We take a look at the most promising and exciting new products and concepts shown off at this year's Consumer Electronics Show in Las Vegas.
While big-name companies like Apple, Microsoft and Amazon are increasingly choosing to stage their own customised launch events in order to announce and reveal new flagship products, the 45-year-old Consumer Electronic Show, held annually in Las Vegas, is still the single biggest trade show on the tech calendar. And this year, like every other, it's played host to a virtually unending cavalcade of glistening new tech toys on display from industry veterans (such as Motorola, who have exhibited since the inaugural 1967 event) and feisty startups alike. Here we take a quick overview of what we feel have been some of the most exciting and promising technology unveilings, announcements and developments at CES 2012.
Huawei Ascend P1 S
Samsung's Galaxy SII may have turned its share of heads in 2011, but 2012's "world's slimmest smartphone" mantle has been passed to the Huawei Ascend P1 S, which packs a 1.5GHz dual-core CPU, 4.3-inch 960 x 540 touchscreen, 8MP rear-facing camera and Android 4.0 "Ice Cream Sandwich" into a svelte 6.68mm-thin casing.

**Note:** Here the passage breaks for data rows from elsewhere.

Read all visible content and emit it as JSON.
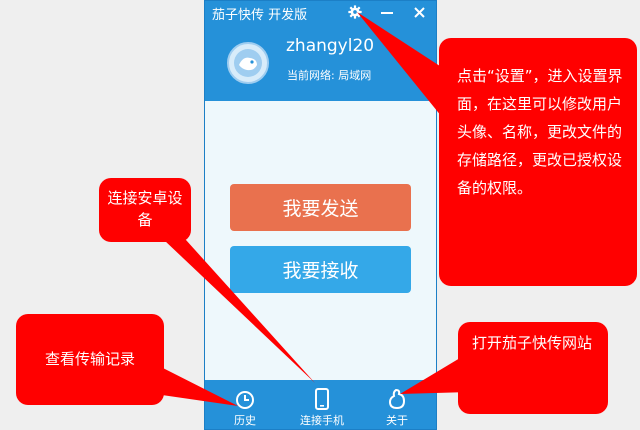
{
  "window": {
    "title": "茄子快传 开发版",
    "minimize_glyph": "—",
    "close_glyph": "✕"
  },
  "user": {
    "name": "zhangyl20",
    "network_label": "当前网络: 局域网"
  },
  "actions": {
    "send_label": "我要发送",
    "receive_label": "我要接收"
  },
  "bottom_nav": {
    "history_label": "历史",
    "connect_label": "连接手机",
    "about_label": "关于"
  },
  "callouts": {
    "settings": "点击“设置”，进入设置界面，在这里可以修改用户头像、名称，更改文件的存储路径，更改已授权设备的权限。",
    "connect": "连接安卓设备",
    "history": "查看传输记录",
    "website": "打开茄子快传网站"
  },
  "colors": {
    "primary": "#2591d9",
    "send": "#e9714e",
    "receive": "#34a8e8",
    "callout": "#ff0000",
    "content_bg": "#eef8fc"
  },
  "icons": [
    "gear-icon",
    "minimize-icon",
    "close-icon",
    "avatar",
    "clock-icon",
    "phone-icon",
    "about-icon"
  ]
}
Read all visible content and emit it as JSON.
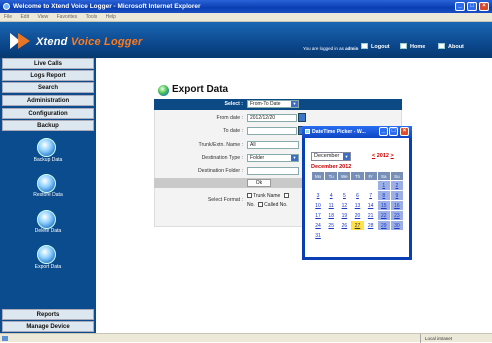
{
  "window": {
    "title": "Welcome to Xtend Voice Logger - Microsoft Internet Explorer"
  },
  "menu": [
    "File",
    "Edit",
    "View",
    "Favorites",
    "Tools",
    "Help"
  ],
  "header": {
    "logo_word1": "Xtend",
    "logo_word2": "Voice Logger",
    "logged_prefix": "You are logged in as",
    "user": "admin",
    "logout": "Logout",
    "home": "Home",
    "about": "About"
  },
  "sidebar": {
    "items": [
      "Live Calls",
      "Logs Report",
      "Search",
      "Administration",
      "Configuration",
      "Backup"
    ],
    "backup_items": [
      "Backup Data",
      "Restore Data",
      "Delete Data",
      "Export Data"
    ],
    "bottom_items": [
      "Reports",
      "Manage Device"
    ]
  },
  "page": {
    "title": "Export Data",
    "select_label": "Select :",
    "select_value": "From-To Date",
    "from_label": "From date :",
    "from_value": "2012/12/20",
    "to_label": "To date :",
    "to_value": "",
    "trunk_label": "Trunk/Extn. Name :",
    "trunk_value": "All",
    "dest_type_label": "Destination Type :",
    "dest_type_value": "Folder",
    "dest_folder_label": "Destination Folder :",
    "dest_folder_value": "",
    "ok": "Ok",
    "format_label": "Select Format :",
    "format_opt1": "Trunk Name",
    "format_opt1b": "No.",
    "format_opt2": "Called No."
  },
  "picker": {
    "title": "DateTime Picker - W...",
    "month": "December",
    "year_prev": "<",
    "year": "2012",
    "year_next": ">",
    "heading": "December 2012",
    "days": [
      "Mo",
      "Tu",
      "We",
      "Th",
      "Fr",
      "Sa",
      "Su"
    ],
    "weeks": [
      [
        "",
        "",
        "",
        "",
        "",
        "1",
        "2"
      ],
      [
        "3",
        "4",
        "5",
        "6",
        "7",
        "8",
        "9"
      ],
      [
        "10",
        "11",
        "12",
        "13",
        "14",
        "15",
        "16"
      ],
      [
        "17",
        "18",
        "19",
        "20",
        "21",
        "22",
        "23"
      ],
      [
        "24",
        "25",
        "26",
        "27",
        "28",
        "29",
        "30"
      ],
      [
        "31",
        "",
        "",
        "",
        "",
        "",
        ""
      ]
    ],
    "today": "27"
  },
  "status": {
    "zone": "Local intranet"
  }
}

Elsewhere at CES, LG and VMware announced they were working on bringing virtualised dual-booting to LG smartphones (to separate work and personal 'partitions', for example), Fujitsu showed off a quad-core Tegra 3-based Android smartphone prototype, and Intel launched its official foray into the mobile sector, announcing Atom-powered collaborations with Motorola and Lenovo.
Acer Aspire S5
Considerably fatter than the Huawei Ascend P1 S (but hey... it's a computer), the Acer Aspire S5 claims the title of the "world's thinnest Ultrabook", measuring 15mm at its thickest point.
The 13.3-inch model weighs 1.35kg and should be available sometime in Q2. CES has been predictably swarming with Ultrabooks on show from numerous vendors, with notable model announcements coming also from HP and Samsung (among others), plus some funky next-gen Ultrabook concept designs
showed off by Intel.
Razer "Project Fiona"
Q. When is a tablet not a tablet? A. When it's a dual-controller-wielding Windows 8-based full gaming PC. At least that's the idea behind Razer's "Project Fiona" concept design, running on an Intel Core i7 CPU and "designed to play the most popular PC games of today with an intuitive control setup for a phenomenal on-the-go gaming experience."
We're not actually too sure how popular the extended handles might be for play "on-the-go", but for home use at least, Wii like the idea...
Kinect for Windows
As we covered yesterday, Microsoft's most significant announcement at CES (in the absence of any new hard facts on the official release of Windows 8 or the more-smoke-than-fire Xbox 720) was that the PC version
of its Kinect Xbox gaming accessory is set for local (and semi-international) release next month.
If the Windows Kinect can replicate the success of its console counterpart, we could be in for a gesture-based revolution for PC control.
You might have read or heard about the original OLPC (One Laptop Per Child) netbook-style PC initiative, which has received broad media attention in recent years. Well the OLPC XO-3, which has been in development since 2009, is an updated, tablet execution of the same concept.
Thought to be going into production this year, the OLPC XO-3 will be sold in bulk to governments for an expected US$100 per unit (approximately). In the consumer tablet space, CES played host to new quad-core Full HD models on show from Acer and ASUS, while Lenovo revealed its IdeaPad Yoga (an Ultrabook which can fold into a tablet-esque orientation).